# [What you will do]
Return the lines below in which the string "watermark" occurs.

BEGIN Listed records

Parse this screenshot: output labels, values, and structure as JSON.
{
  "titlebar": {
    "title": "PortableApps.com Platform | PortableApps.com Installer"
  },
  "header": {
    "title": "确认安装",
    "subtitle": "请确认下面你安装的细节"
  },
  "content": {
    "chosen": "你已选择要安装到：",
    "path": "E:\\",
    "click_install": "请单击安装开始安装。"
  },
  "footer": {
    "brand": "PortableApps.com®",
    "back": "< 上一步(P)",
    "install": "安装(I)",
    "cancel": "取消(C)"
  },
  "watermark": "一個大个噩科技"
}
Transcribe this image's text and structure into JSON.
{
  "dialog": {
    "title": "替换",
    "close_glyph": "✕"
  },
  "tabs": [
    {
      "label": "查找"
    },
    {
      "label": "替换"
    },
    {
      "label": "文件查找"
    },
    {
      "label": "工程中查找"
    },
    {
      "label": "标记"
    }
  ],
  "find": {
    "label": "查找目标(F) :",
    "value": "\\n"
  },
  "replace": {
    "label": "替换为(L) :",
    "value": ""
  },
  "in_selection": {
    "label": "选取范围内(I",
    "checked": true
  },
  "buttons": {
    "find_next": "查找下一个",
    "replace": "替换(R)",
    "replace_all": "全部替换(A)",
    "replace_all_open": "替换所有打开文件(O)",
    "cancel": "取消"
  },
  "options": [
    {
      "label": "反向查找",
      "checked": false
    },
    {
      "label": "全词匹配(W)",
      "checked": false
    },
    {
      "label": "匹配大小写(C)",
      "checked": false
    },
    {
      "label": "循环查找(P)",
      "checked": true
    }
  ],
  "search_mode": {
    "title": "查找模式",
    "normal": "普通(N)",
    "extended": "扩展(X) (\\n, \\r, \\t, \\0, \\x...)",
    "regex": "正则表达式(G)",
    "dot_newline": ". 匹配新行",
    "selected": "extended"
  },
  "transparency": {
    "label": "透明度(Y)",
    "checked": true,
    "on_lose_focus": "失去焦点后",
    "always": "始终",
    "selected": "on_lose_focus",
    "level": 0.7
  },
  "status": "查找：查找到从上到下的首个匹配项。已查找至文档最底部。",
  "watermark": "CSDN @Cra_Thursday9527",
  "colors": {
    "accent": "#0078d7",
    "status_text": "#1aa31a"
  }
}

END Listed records

# [Reply to the task]
  "watermark": "一個大个噩科技"
  "watermark": "CSDN @Cra_Thursday9527",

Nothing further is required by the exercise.